WORK REQUIRED => Could you print out every entry, character for character?

════════════════════

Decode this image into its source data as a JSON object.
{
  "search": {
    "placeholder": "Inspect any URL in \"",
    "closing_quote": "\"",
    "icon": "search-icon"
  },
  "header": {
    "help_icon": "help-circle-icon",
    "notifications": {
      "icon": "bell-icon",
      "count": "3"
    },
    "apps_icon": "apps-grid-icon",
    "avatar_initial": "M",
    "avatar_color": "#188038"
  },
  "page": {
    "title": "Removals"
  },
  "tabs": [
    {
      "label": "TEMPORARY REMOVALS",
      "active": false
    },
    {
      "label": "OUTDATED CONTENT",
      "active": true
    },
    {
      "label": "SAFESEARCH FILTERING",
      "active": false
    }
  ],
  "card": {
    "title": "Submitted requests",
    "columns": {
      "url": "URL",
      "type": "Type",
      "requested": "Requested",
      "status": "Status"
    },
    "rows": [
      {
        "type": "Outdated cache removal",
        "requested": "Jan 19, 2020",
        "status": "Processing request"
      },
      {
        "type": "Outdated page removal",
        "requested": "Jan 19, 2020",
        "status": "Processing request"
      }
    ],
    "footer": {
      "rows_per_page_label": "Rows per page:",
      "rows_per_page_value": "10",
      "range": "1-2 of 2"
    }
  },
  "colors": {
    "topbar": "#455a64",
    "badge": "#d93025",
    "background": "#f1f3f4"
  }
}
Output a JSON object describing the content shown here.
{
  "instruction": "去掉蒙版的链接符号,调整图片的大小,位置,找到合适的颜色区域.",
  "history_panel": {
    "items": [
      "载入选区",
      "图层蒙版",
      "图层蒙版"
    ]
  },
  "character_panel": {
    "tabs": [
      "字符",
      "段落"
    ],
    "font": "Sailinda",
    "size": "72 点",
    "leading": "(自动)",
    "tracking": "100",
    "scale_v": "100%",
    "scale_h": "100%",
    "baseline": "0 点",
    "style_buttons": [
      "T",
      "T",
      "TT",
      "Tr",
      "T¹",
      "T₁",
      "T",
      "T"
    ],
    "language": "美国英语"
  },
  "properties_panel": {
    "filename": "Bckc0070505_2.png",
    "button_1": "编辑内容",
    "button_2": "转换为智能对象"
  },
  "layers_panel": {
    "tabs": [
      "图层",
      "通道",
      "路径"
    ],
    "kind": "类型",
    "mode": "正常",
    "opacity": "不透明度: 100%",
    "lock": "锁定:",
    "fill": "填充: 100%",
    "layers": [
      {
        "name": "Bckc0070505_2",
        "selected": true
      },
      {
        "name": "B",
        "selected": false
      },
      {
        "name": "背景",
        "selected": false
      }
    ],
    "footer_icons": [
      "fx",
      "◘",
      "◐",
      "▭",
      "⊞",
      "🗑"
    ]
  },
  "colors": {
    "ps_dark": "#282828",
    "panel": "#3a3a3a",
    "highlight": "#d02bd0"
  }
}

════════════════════

SOLUTION FOR THIS EXERCISE =>
Decode this image into its source data as a JSON object.
{
  "search": {
    "placeholder": "Inspect any URL in \"",
    "closing_quote": "\"",
    "icon": "search-icon"
  },
  "header": {
    "help_icon": "help-circle-icon",
    "notifications": {
      "icon": "bell-icon",
      "count": "3"
    },
    "apps_icon": "apps-grid-icon",
    "avatar_initial": "M",
    "avatar_color": "#188038"
  },
  "page": {
    "title": "Removals"
  },
  "tabs": [
    {
      "label": "TEMPORARY REMOVALS",
      "active": false
    },
    {
      "label": "OUTDATED CONTENT",
      "active": true
    },
    {
      "label": "SAFESEARCH FILTERING",
      "active": false
    }
  ],
  "card": {
    "title": "Submitted requests",
    "columns": {
      "url": "URL",
      "type": "Type",
      "requested": "Requested",
      "status": "Status"
    },
    "rows": [
      {
        "type": "Outdated cache removal",
        "requested": "Jan 19, 2020",
        "status": "Processing request"
      },
      {
        "type": "Outdated page removal",
        "requested": "Jan 19, 2020",
        "status": "Processing request"
      }
    ],
    "footer": {
      "rows_per_page_label": "Rows per page:",
      "rows_per_page_value": "10",
      "range": "1-2 of 2"
    }
  },
  "colors": {
    "topbar": "#455a64",
    "badge": "#d93025",
    "background": "#f1f3f4"
  }
}
Output a JSON object describing the content shown here.
{
  "instruction": "去掉蒙版的链接符号,调整图片的大小,位置,找到合适的颜色区域.",
  "history_panel": {
    "items": [
      "载入选区",
      "图层蒙版",
      "图层蒙版"
    ]
  },
  "character_panel": {
    "tabs": [
      "字符",
      "段落"
    ],
    "font": "Sailinda",
    "size": "72 点",
    "leading": "(自动)",
    "tracking": "100",
    "scale_v": "100%",
    "scale_h": "100%",
    "baseline": "0 点",
    "style_buttons": [
      "T",
      "T",
      "TT",
      "Tr",
      "T¹",
      "T₁",
      "T",
      "T"
    ],
    "language": "美国英语"
  },
  "properties_panel": {
    "filename": "Bckc0070505_2.png",
    "button_1": "编辑内容",
    "button_2": "转换为智能对象"
  },
  "layers_panel": {
    "tabs": [
      "图层",
      "通道",
      "路径"
    ],
    "kind": "类型",
    "mode": "正常",
    "opacity": "不透明度: 100%",
    "lock": "锁定:",
    "fill": "填充: 100%",
    "layers": [
      {
        "name": "Bckc0070505_2",
        "selected": true
      },
      {
        "name": "B",
        "selected": false
      },
      {
        "name": "背景",
        "selected": false
      }
    ],
    "footer_icons": [
      "fx",
      "◘",
      "◐",
      "▭",
      "⊞",
      "🗑"
    ]
  },
  "colors": {
    "ps_dark": "#282828",
    "panel": "#3a3a3a",
    "highlight": "#d02bd0"
  }
}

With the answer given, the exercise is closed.